*** Opening The data ***

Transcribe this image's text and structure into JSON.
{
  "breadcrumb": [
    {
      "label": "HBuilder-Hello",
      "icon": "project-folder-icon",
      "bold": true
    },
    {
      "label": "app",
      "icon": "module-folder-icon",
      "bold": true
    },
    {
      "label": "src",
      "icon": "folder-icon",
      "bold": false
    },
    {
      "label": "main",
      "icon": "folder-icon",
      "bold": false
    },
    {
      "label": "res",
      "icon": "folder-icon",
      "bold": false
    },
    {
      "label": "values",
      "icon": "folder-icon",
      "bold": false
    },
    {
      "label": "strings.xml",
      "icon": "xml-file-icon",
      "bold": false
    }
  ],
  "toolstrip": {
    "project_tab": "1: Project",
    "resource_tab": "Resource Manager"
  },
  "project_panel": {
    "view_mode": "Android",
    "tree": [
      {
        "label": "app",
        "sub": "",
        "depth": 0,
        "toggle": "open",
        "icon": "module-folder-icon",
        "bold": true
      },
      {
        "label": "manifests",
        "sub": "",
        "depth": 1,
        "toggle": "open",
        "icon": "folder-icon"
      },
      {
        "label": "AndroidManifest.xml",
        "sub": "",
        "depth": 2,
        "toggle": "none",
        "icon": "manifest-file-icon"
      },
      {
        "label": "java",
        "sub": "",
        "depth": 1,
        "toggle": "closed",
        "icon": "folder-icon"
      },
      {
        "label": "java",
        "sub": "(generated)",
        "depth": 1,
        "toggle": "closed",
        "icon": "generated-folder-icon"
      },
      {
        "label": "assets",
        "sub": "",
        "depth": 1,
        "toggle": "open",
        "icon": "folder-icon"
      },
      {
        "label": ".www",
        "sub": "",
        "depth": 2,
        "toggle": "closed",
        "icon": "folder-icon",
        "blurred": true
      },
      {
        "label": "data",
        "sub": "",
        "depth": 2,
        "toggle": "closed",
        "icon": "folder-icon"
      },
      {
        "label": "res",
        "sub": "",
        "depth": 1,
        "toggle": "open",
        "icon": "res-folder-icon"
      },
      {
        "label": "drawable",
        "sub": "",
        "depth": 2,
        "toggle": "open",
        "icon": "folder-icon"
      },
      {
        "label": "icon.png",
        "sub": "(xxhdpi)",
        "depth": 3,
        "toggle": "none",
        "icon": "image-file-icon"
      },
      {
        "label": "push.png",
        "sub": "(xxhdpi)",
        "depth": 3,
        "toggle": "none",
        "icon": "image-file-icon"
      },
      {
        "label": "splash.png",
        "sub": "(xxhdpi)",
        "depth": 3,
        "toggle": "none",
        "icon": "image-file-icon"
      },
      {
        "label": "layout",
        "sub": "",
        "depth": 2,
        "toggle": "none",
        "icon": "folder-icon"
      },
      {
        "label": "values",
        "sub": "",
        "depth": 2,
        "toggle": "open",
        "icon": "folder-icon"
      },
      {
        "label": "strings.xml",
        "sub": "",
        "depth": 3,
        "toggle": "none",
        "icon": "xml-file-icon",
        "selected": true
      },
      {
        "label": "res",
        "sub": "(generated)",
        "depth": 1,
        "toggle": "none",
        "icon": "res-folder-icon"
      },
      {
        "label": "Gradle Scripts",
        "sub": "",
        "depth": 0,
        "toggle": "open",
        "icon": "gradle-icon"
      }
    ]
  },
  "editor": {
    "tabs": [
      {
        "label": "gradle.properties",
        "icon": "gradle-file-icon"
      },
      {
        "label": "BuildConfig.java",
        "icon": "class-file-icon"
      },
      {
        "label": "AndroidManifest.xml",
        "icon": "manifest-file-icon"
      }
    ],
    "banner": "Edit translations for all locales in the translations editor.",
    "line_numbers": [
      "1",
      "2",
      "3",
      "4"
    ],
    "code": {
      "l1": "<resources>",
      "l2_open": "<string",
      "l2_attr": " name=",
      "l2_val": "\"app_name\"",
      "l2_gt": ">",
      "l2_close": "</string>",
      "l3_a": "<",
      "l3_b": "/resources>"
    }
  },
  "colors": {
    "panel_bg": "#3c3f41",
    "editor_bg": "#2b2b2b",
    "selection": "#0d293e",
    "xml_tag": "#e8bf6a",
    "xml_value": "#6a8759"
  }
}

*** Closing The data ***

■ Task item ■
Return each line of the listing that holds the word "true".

■ Answer section ■
      "bold": true
      "bold": true
        "bold": true
        "blurred": true
        "selected": true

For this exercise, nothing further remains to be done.